> _Task details_
Every entry gets copied exactly. No images go into the copy.
################
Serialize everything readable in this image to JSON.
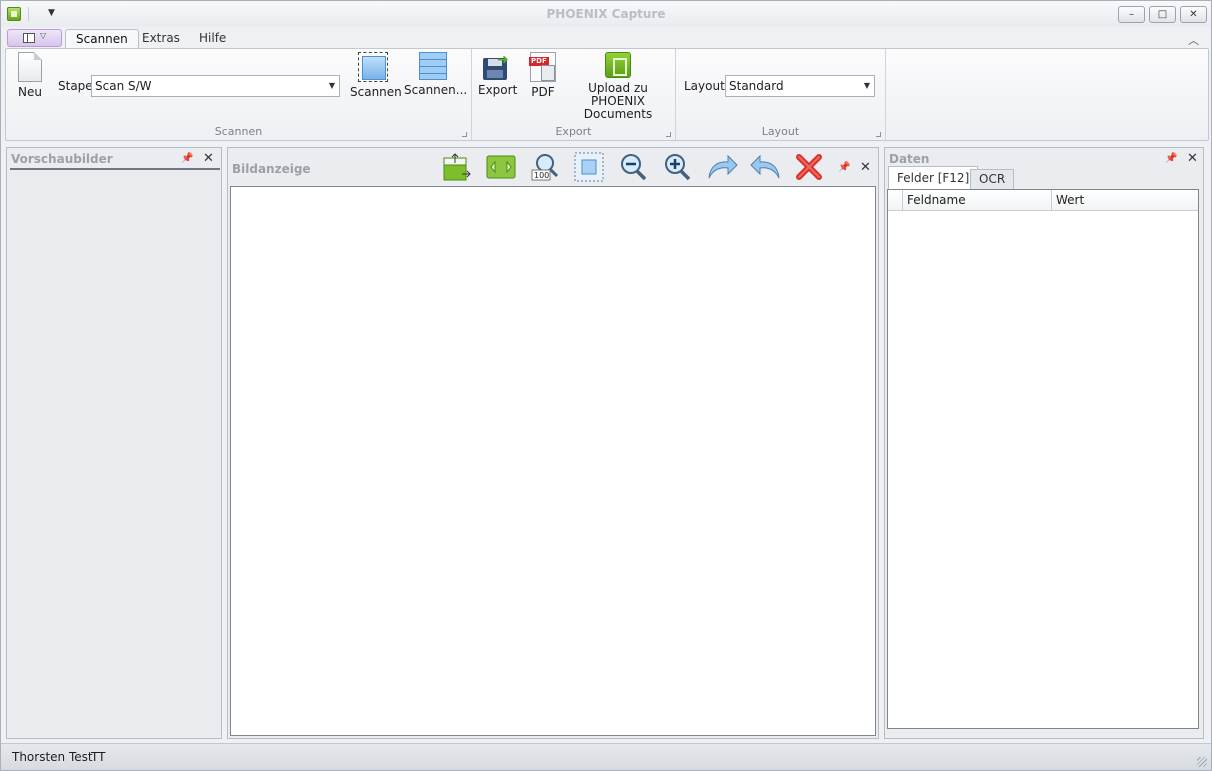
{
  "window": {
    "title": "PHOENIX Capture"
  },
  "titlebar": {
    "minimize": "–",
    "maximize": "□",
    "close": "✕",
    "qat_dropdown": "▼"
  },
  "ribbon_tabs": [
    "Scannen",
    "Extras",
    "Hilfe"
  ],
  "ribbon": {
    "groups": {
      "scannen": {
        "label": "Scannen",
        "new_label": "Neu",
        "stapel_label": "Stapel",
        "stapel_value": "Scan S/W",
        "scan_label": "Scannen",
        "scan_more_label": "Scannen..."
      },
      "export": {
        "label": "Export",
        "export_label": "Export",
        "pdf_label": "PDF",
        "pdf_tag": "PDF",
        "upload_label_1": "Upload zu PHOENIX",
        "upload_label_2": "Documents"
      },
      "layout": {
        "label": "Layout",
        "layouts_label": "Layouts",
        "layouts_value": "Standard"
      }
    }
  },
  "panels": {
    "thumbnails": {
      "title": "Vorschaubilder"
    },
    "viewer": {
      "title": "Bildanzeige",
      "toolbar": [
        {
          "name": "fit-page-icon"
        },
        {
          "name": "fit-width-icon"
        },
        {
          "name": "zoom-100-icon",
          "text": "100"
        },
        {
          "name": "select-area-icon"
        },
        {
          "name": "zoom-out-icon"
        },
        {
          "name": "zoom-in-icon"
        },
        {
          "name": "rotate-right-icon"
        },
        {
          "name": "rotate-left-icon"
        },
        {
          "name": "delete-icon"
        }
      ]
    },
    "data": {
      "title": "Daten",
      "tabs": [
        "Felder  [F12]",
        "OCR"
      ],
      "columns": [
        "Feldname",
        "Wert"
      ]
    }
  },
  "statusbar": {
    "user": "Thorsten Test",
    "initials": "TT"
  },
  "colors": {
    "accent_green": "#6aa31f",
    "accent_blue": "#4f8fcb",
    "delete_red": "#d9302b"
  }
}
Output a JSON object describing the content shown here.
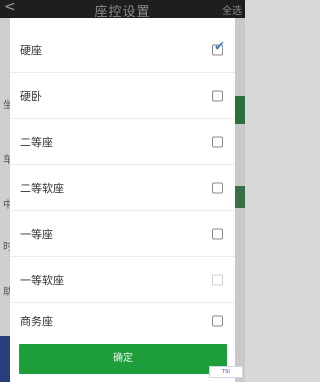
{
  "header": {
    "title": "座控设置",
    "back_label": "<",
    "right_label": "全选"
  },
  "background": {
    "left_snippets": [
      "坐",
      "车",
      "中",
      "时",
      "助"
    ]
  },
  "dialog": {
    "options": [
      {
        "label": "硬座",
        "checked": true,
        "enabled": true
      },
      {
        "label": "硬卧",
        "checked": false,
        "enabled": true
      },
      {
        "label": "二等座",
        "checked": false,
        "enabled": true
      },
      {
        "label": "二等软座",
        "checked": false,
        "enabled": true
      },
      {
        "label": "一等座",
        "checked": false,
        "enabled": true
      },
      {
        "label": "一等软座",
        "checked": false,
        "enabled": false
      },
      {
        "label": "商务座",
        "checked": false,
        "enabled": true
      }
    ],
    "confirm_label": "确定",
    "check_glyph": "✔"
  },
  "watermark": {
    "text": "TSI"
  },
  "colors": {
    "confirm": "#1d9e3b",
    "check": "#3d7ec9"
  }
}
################
> _Expected answer_
Serialize everything readable in this image to JSON.
{
  "window": {
    "title": "PHOENIX Capture"
  },
  "titlebar": {
    "minimize": "–",
    "maximize": "□",
    "close": "✕",
    "qat_dropdown": "▼"
  },
  "ribbon_tabs": [
    "Scannen",
    "Extras",
    "Hilfe"
  ],
  "ribbon": {
    "groups": {
      "scannen": {
        "label": "Scannen",
        "new_label": "Neu",
        "stapel_label": "Stapel",
        "stapel_value": "Scan S/W",
        "scan_label": "Scannen",
        "scan_more_label": "Scannen..."
      },
      "export": {
        "label": "Export",
        "export_label": "Export",
        "pdf_label": "PDF",
        "pdf_tag": "PDF",
        "upload_label_1": "Upload zu PHOENIX",
        "upload_label_2": "Documents"
      },
      "layout": {
        "label": "Layout",
        "layouts_label": "Layouts",
        "layouts_value": "Standard"
      }
    }
  },
  "panels": {
    "thumbnails": {
      "title": "Vorschaubilder"
    },
    "viewer": {
      "title": "Bildanzeige",
      "toolbar": [
        {
          "name": "fit-page-icon"
        },
        {
          "name": "fit-width-icon"
        },
        {
          "name": "zoom-100-icon",
          "text": "100"
        },
        {
          "name": "select-area-icon"
        },
        {
          "name": "zoom-out-icon"
        },
        {
          "name": "zoom-in-icon"
        },
        {
          "name": "rotate-right-icon"
        },
        {
          "name": "rotate-left-icon"
        },
        {
          "name": "delete-icon"
        }
      ]
    },
    "data": {
      "title": "Daten",
      "tabs": [
        "Felder  [F12]",
        "OCR"
      ],
      "columns": [
        "Feldname",
        "Wert"
      ]
    }
  },
  "statusbar": {
    "user": "Thorsten Test",
    "initials": "TT"
  },
  "colors": {
    "accent_green": "#6aa31f",
    "accent_blue": "#4f8fcb",
    "delete_red": "#d9302b"
  }
}
Output a JSON object describing the content shown here.
{
  "header": {
    "title": "座控设置",
    "back_label": "<",
    "right_label": "全选"
  },
  "background": {
    "left_snippets": [
      "坐",
      "车",
      "中",
      "时",
      "助"
    ]
  },
  "dialog": {
    "options": [
      {
        "label": "硬座",
        "checked": true,
        "enabled": true
      },
      {
        "label": "硬卧",
        "checked": false,
        "enabled": true
      },
      {
        "label": "二等座",
        "checked": false,
        "enabled": true
      },
      {
        "label": "二等软座",
        "checked": false,
        "enabled": true
      },
      {
        "label": "一等座",
        "checked": false,
        "enabled": true
      },
      {
        "label": "一等软座",
        "checked": false,
        "enabled": false
      },
      {
        "label": "商务座",
        "checked": false,
        "enabled": true
      }
    ],
    "confirm_label": "确定",
    "check_glyph": "✔"
  },
  "watermark": {
    "text": "TSI"
  },
  "colors": {
    "confirm": "#1d9e3b",
    "check": "#3d7ec9"
  }
}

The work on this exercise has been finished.